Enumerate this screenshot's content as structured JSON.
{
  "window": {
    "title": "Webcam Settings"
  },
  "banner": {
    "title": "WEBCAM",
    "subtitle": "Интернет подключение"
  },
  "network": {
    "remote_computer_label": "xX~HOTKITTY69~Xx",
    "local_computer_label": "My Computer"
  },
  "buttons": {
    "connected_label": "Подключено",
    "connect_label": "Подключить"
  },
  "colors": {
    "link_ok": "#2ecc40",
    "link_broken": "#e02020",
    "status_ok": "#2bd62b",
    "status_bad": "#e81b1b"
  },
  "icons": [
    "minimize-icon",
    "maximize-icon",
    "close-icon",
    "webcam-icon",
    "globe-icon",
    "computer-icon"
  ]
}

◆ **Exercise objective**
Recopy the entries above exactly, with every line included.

◆ **Solution below**
Enumerate this screenshot's content as structured JSON.
{
  "window": {
    "title": "Webcam Settings"
  },
  "banner": {
    "title": "WEBCAM",
    "subtitle": "Интернет подключение"
  },
  "network": {
    "remote_computer_label": "xX~HOTKITTY69~Xx",
    "local_computer_label": "My Computer"
  },
  "buttons": {
    "connected_label": "Подключено",
    "connect_label": "Подключить"
  },
  "colors": {
    "link_ok": "#2ecc40",
    "link_broken": "#e02020",
    "status_ok": "#2bd62b",
    "status_bad": "#e81b1b"
  },
  "icons": [
    "minimize-icon",
    "maximize-icon",
    "close-icon",
    "webcam-icon",
    "globe-icon",
    "computer-icon"
  ]
}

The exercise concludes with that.